by Katie Grosteffon, AEP
The newest member of the Microsoft Windows family, Windows 8, was released late last year. Anyone who has had a chance to try out a device loaded with Windows 8 will have noticed some major changes, such as a start screen instead of a start menu, built-in Windows 8 apps that look different from regular programs, and the use of shortcuts called “charms” for search and other functions.
If you’re like me, you might have found these changes a little bit awkward. Why? Windows 8 was designed for touchscreen devices, so if you’re using it on a non-touch device, you won’t have the optimal Windows 8 experience. A local conference I attended had a couple of presentations concerning this topic. (These were all preliminary results, and I could not find any published studies.) One study looked at user preferences between direct input (touchscreen) and indirect input (touchpad/mouse). Between direct input and indirect input, users of touch-capable Windows 8 devices showed a preference to direct input – given the option, they preferred using the touchscreen. Another study looked at experiences with Windows 8 machines in the home environment. Overall, satisfaction with Windows 8 devices was higher for users with touch-capable devices than for those using machines without touch capabilities.
With study results showing that Windows 8 users prefer touch devices, the market will likely continue to shift away from traditional computers and more towards touch-capable devices.
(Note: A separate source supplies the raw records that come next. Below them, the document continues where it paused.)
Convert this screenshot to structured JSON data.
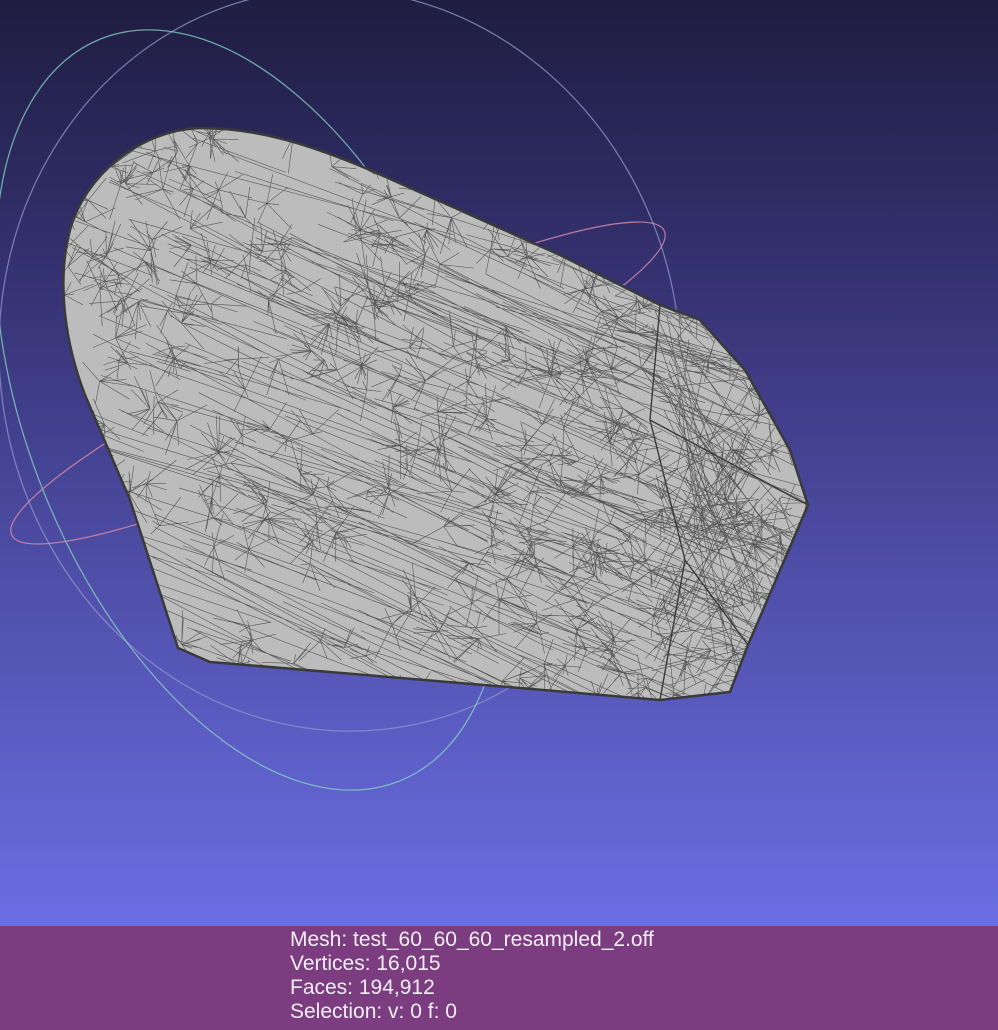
{
  "viewport": {
    "background_top": "#1f1d41",
    "background_bottom": "#6b6ee3",
    "mesh_fill": "#bcbcbc",
    "wireframe_color": "#4a4a4a",
    "trackball_colors": [
      "#9aa0c8",
      "#86d6c4",
      "#d88aa8"
    ]
  },
  "info": {
    "mesh_line": "Mesh: test_60_60_60_resampled_2.off",
    "vertices_line": "Vertices: 16,015",
    "faces_line": "Faces: 194,912",
    "selection_line": "Selection: v: 0 f: 0"
  }
}
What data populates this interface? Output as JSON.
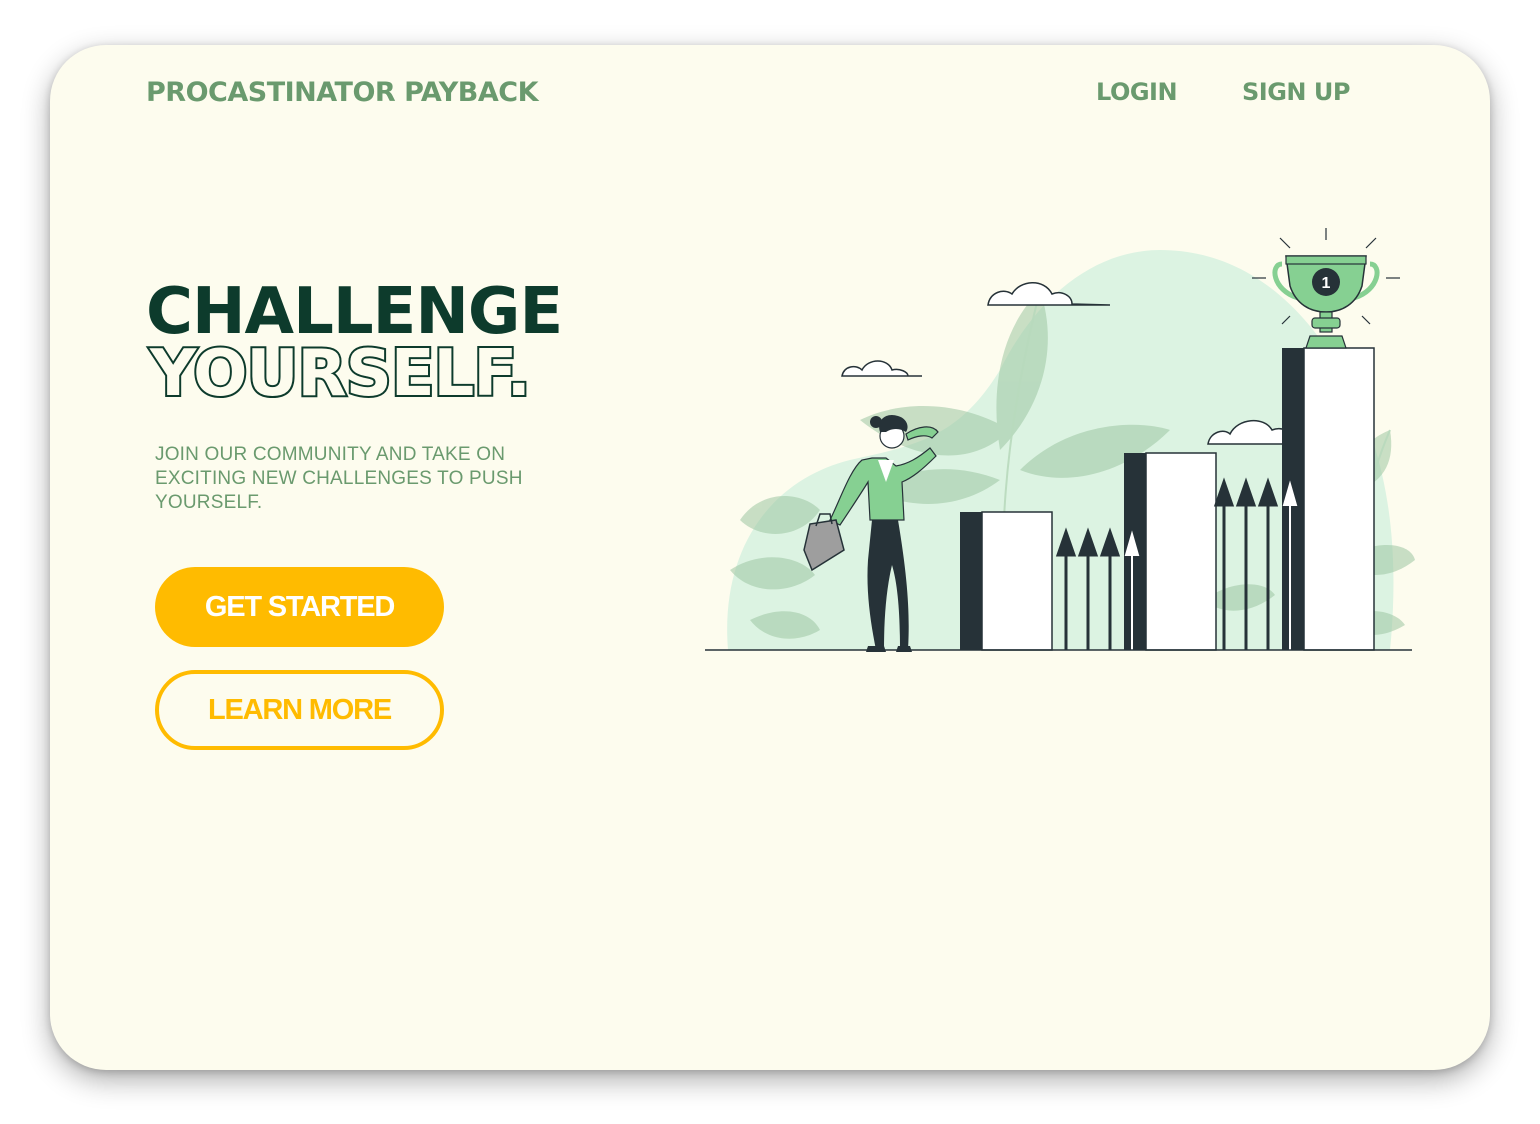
{
  "header": {
    "brand": "PROCASTINATOR PAYBACK",
    "nav": {
      "login": "LOGIN",
      "signup": "SIGN UP"
    }
  },
  "hero": {
    "headline_line1": "CHALLENGE",
    "headline_line2": "YOURSELF.",
    "subtext": "JOIN OUR COMMUNITY AND TAKE ON EXCITING NEW CHALLENGES TO PUSH YOURSELF.",
    "primary_button": "GET STARTED",
    "secondary_button": "LEARN MORE"
  },
  "illustration": {
    "trophy_rank": "1"
  },
  "colors": {
    "background": "#fdfcee",
    "brand_green": "#6a9a6e",
    "headline_dark": "#0d3b2c",
    "accent_yellow": "#ffbb00",
    "illustration_mint": "#dcf3e2",
    "illustration_green": "#86d092",
    "illustration_dark": "#263238"
  }
}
I already see a ton of advertising for touch devices such as the laptop/tablet hybrid (which were the most popular device from the Windows 8 home study). Touch devices are fun to use, but as an ergonomist I am concerned with the posture implications of using a touch device. Because the screen and the input device are one and the same, there is no way to position the device ideally for all body parts involved. Your screen should be elevated so the top of the screen is at eye level and 18”- 30” away from your eyes. With a touchscreen in this position, you have to extend your arms to reach the screen, placing your shoulders in a sustained awkward posture. If you place the touch device where your arms are in a neutral position, on a work surface at elbow height, then you have extreme neck flexion to see the screen.
The studies mainly looked at device use for casual media consumption (e.g. web surfing, watching movies, playing games.) What happens if the shift towards touch-capable computers hits the office and people start using these devices six or more hours every day? Already office workers doing some work on touch devices such as smart phones and tablets, but most office workers are still using a traditional setup with a separate monitor, keyboard, and mouse for the majority of their computer work, and office ergonomics programs are designed to fit this traditional computer setup to the worker. If Windows 8 has a big impact, we may see an increase in touch-capable devices in the office – and then we may need to reconsider our entire approach to office ergonomics. What do you think? Are we going to see a big shift towards touch devices, or are office workers going to hold on to their mice and keyboards?